**Exercise description:** Lines in the entries below where the word "anything" shows up should each be copied.

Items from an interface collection
==============================

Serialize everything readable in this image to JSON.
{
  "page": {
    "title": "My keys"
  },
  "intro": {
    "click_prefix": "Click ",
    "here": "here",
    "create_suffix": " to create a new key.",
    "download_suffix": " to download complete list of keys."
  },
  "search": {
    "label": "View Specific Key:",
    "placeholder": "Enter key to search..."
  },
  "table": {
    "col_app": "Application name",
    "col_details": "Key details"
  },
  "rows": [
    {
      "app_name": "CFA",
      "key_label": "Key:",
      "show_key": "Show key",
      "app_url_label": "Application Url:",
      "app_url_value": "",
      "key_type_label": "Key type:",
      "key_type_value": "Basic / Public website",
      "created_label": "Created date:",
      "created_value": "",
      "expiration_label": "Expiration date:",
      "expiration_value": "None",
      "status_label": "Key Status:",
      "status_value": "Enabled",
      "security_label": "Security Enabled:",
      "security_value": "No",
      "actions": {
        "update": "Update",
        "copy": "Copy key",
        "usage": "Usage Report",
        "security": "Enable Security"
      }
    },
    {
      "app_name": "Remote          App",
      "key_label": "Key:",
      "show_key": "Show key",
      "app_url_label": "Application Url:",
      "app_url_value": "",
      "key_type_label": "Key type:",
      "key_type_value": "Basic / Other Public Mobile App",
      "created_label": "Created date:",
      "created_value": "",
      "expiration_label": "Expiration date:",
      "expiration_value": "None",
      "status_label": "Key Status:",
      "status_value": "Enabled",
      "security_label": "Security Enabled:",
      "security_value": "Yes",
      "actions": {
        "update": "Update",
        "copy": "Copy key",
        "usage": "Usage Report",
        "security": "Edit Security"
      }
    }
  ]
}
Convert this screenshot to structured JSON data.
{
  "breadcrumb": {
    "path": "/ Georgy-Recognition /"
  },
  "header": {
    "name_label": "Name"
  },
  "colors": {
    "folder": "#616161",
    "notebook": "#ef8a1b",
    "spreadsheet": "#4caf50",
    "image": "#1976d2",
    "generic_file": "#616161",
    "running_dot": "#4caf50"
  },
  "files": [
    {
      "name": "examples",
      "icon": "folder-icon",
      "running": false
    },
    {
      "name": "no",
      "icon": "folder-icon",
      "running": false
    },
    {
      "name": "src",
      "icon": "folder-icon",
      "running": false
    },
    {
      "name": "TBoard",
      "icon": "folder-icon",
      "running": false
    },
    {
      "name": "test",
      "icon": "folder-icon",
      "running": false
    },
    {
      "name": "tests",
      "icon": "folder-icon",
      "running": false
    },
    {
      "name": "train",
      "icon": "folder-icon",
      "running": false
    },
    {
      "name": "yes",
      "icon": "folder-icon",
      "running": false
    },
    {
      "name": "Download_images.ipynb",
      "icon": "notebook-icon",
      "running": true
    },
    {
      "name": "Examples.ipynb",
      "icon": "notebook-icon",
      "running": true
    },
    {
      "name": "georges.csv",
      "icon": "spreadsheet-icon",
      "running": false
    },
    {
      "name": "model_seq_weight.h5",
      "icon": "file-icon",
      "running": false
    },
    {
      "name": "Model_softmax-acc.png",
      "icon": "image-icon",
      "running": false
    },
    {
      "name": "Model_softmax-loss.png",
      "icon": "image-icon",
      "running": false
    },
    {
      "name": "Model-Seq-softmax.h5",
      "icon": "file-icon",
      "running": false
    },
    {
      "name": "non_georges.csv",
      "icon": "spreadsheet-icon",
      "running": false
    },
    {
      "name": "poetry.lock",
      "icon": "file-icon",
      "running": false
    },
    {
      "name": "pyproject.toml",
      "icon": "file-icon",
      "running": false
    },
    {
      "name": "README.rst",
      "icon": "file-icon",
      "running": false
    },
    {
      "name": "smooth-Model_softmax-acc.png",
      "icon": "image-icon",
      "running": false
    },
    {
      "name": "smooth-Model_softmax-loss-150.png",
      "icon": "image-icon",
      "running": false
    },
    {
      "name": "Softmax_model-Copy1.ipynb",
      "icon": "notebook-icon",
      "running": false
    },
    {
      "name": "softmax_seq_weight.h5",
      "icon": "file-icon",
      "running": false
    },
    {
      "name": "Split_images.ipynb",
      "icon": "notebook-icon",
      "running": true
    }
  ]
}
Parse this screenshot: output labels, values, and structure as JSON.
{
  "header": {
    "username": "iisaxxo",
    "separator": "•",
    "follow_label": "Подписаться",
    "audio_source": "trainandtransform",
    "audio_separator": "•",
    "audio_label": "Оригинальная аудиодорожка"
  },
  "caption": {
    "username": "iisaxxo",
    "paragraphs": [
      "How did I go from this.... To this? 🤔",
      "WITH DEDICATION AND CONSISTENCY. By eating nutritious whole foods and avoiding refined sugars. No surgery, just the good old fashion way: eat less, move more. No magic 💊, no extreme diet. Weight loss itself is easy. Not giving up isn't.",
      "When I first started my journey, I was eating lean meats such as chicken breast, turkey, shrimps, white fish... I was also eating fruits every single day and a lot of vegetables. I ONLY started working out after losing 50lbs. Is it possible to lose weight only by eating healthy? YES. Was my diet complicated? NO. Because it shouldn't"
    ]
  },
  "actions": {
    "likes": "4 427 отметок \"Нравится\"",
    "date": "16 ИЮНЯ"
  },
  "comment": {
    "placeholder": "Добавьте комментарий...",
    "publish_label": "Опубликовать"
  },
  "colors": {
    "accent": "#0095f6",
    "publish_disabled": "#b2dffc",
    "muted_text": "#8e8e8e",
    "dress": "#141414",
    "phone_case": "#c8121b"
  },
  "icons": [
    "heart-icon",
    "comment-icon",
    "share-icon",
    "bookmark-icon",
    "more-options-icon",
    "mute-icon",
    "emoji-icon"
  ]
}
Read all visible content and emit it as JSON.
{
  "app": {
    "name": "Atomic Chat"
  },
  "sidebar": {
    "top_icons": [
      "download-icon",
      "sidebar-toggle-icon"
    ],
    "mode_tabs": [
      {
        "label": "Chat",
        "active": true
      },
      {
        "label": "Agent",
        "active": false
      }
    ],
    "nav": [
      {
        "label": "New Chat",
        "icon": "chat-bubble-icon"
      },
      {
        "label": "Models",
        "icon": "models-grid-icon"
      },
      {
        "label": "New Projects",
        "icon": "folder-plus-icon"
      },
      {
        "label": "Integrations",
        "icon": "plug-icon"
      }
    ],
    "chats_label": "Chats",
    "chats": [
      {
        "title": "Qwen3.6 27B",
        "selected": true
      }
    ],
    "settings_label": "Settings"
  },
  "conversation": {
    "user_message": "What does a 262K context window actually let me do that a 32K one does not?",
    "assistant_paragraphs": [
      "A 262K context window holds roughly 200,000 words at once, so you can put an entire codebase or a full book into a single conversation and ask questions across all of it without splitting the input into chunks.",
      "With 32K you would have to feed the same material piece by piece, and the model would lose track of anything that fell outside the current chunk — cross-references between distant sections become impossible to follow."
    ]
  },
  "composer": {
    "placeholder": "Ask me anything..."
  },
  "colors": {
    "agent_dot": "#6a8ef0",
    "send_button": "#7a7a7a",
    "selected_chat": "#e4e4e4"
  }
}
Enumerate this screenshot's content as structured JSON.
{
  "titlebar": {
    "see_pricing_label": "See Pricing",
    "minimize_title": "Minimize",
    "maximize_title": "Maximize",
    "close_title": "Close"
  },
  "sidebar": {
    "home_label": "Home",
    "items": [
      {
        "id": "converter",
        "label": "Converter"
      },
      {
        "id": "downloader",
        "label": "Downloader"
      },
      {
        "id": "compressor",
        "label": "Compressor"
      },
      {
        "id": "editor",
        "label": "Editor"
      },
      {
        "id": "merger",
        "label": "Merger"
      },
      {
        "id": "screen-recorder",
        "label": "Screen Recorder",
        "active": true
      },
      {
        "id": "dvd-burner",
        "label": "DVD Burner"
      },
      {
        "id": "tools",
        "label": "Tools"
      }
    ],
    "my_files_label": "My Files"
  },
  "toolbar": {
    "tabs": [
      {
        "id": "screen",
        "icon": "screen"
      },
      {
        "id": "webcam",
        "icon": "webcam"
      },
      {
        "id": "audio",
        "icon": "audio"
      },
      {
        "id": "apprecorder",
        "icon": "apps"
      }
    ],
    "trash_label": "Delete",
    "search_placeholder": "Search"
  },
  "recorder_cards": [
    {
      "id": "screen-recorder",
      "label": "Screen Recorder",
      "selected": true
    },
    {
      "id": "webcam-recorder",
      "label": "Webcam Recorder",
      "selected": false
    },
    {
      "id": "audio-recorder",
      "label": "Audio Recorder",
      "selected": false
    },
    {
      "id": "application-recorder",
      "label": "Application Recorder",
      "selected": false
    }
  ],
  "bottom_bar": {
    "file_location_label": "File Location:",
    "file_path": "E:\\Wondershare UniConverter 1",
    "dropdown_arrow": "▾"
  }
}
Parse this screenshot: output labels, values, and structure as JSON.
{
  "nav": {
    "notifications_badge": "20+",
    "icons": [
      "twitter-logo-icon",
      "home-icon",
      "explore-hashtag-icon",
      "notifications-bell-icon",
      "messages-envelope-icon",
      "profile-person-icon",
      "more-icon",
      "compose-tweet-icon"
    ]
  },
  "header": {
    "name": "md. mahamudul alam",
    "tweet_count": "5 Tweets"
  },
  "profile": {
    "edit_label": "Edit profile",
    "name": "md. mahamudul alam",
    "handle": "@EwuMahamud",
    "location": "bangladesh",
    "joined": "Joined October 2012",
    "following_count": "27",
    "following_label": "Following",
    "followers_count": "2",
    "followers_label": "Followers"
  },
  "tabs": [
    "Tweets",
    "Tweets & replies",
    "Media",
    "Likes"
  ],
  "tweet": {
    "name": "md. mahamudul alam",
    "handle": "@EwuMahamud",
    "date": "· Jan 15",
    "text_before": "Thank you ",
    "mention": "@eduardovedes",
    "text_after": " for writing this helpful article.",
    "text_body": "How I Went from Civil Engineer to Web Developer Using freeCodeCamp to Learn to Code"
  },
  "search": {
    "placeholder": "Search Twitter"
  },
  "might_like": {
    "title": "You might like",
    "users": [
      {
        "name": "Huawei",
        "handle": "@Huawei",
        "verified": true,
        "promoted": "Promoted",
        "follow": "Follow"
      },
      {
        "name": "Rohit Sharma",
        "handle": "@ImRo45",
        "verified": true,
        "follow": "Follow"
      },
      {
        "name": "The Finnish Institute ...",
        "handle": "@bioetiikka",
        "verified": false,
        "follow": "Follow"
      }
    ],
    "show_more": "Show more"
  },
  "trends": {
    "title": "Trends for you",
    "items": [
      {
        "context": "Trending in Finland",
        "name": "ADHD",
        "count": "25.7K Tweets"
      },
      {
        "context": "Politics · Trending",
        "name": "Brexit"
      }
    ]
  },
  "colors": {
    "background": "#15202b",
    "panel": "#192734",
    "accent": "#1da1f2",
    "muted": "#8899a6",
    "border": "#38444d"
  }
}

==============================

**Response to this exercise:**
      "With 32K you would have to feed the same material piece by piece, and the model would lose track of anything that fell outside the current chunk — cross-references between distant sections become impossible to follow."
    "placeholder": "Ask me anything..."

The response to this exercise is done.